Within the data below, find the string "true" and return each line where it occurs.

==== Raw data

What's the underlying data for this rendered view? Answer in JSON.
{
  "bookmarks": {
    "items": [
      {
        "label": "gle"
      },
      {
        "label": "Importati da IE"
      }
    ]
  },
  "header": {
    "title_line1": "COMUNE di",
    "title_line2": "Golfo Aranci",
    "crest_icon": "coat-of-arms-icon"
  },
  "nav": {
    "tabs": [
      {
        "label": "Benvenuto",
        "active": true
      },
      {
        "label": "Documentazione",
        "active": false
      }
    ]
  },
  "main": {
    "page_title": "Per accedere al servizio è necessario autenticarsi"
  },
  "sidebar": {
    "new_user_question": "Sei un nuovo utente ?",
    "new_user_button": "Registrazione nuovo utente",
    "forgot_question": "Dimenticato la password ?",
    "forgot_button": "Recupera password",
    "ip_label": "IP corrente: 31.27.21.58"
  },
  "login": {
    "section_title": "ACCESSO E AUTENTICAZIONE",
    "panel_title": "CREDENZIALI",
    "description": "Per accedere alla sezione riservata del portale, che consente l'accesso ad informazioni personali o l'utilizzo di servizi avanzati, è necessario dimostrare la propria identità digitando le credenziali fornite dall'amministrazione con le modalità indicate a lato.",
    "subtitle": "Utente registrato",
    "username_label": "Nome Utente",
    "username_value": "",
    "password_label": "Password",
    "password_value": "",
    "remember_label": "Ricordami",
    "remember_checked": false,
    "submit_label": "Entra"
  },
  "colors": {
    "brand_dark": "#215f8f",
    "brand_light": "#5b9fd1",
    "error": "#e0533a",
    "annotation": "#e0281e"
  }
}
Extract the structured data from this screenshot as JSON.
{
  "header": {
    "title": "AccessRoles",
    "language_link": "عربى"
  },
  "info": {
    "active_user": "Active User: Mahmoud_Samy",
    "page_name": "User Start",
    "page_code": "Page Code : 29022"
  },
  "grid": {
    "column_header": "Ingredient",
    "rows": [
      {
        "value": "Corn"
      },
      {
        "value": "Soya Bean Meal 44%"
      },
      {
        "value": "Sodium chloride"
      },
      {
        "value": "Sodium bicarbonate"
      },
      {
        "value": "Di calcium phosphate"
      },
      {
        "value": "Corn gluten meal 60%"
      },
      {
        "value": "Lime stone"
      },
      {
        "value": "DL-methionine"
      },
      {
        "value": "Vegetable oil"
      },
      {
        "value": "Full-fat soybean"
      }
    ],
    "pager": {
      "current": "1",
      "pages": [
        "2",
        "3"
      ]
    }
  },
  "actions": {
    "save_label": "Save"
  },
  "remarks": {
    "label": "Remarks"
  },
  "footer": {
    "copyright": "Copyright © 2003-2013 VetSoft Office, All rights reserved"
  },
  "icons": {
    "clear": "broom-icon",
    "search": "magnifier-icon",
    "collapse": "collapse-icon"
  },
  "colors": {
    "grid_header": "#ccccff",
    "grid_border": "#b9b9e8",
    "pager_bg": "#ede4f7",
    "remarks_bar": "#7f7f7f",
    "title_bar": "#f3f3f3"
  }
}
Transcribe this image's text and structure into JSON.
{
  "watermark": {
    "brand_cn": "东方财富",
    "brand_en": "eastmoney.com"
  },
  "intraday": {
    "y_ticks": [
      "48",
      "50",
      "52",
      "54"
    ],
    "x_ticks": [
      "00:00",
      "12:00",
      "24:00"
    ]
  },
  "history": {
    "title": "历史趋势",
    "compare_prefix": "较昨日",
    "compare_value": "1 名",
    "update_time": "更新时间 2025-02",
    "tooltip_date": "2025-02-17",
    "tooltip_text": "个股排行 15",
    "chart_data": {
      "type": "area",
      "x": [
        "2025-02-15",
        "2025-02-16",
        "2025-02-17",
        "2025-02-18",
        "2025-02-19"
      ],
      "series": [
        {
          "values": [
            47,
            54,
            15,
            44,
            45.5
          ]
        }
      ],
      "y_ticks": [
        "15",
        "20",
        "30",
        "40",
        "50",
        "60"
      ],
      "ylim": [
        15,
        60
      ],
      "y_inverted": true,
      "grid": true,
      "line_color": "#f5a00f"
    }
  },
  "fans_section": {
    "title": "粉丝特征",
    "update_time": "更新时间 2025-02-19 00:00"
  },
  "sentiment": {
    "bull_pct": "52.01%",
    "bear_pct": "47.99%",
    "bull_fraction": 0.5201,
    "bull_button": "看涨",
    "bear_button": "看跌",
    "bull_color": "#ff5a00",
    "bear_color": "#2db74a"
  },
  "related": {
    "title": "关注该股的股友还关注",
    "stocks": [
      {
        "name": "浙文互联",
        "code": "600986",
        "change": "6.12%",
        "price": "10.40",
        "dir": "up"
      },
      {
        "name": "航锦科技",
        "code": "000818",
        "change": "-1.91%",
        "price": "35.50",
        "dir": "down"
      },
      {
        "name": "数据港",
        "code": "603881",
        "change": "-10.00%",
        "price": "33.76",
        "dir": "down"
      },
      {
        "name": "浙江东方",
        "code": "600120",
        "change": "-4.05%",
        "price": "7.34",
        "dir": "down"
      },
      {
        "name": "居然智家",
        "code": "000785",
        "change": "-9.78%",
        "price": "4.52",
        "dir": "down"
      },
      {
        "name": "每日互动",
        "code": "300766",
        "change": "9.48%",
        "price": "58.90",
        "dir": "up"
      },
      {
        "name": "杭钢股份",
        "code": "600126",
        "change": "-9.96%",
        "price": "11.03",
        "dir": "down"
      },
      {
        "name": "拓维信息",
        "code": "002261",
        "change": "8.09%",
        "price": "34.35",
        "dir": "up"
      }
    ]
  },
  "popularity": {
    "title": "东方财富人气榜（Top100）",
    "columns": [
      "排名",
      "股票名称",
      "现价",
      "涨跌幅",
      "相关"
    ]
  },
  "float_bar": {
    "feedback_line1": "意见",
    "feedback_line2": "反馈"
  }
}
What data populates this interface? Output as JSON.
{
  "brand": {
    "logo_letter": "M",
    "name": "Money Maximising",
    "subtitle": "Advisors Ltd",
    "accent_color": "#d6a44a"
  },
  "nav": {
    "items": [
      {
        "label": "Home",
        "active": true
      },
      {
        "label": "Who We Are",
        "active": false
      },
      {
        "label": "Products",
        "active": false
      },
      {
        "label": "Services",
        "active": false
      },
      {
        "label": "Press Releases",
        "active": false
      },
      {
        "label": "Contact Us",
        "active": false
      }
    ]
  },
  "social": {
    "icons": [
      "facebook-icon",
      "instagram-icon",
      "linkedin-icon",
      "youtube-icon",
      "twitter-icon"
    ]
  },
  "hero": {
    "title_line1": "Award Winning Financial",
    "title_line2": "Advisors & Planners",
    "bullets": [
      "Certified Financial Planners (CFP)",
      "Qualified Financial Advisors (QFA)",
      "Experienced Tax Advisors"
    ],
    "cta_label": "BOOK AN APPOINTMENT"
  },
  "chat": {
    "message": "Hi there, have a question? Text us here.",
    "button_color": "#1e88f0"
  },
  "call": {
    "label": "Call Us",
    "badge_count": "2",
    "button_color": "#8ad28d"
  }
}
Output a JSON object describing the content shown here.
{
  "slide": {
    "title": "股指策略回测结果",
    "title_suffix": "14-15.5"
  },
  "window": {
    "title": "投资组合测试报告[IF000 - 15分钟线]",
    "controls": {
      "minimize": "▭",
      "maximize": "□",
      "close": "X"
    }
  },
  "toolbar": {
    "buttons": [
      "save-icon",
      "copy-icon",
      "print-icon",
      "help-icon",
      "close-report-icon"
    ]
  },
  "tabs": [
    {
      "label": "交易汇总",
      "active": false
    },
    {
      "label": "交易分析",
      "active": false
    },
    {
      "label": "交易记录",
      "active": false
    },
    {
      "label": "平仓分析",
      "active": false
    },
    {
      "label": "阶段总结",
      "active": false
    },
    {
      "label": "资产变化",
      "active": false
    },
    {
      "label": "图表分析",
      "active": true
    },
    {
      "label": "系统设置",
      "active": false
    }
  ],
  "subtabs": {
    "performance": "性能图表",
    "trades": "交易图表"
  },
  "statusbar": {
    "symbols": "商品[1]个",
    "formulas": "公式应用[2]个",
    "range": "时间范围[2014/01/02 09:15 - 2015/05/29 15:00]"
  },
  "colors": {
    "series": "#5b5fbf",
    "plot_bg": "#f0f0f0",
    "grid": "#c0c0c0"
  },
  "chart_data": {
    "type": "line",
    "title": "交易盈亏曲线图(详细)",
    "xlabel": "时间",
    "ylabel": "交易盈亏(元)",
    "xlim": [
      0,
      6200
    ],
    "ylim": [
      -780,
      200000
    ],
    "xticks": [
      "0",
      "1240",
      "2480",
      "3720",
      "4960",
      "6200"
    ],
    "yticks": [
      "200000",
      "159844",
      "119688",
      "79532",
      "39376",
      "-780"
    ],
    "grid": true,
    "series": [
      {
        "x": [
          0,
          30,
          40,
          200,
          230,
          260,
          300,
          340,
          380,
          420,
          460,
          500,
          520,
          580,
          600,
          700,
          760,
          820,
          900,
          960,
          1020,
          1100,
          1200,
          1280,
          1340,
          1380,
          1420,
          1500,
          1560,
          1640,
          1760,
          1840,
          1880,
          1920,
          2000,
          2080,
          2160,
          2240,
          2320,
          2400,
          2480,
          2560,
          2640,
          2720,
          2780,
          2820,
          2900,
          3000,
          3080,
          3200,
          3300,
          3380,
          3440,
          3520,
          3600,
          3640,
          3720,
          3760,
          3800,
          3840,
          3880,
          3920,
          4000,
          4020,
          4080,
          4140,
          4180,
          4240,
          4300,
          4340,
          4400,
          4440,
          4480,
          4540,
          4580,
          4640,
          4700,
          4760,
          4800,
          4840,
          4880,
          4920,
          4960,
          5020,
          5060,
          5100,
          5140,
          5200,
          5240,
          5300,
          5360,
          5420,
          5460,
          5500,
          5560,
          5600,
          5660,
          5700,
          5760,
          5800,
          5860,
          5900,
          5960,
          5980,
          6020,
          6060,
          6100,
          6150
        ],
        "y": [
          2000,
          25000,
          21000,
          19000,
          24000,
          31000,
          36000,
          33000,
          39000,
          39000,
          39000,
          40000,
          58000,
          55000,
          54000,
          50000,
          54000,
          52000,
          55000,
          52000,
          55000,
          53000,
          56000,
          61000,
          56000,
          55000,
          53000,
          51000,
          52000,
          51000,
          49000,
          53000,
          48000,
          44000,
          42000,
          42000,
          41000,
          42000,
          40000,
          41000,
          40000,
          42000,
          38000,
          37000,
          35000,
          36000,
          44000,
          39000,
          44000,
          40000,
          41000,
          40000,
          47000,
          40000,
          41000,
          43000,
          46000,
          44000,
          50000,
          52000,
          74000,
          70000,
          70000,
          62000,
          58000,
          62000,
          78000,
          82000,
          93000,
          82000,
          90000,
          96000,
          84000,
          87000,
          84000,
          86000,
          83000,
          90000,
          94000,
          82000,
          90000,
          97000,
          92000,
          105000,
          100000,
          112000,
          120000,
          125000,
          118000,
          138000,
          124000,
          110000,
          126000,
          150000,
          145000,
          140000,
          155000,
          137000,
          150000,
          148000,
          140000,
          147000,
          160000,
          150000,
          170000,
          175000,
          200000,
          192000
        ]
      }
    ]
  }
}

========

• **Solution to this exercise**
        "active": true
      "y_inverted": true,
      "grid": true,
        "active": true
      "active": true
    "grid": true,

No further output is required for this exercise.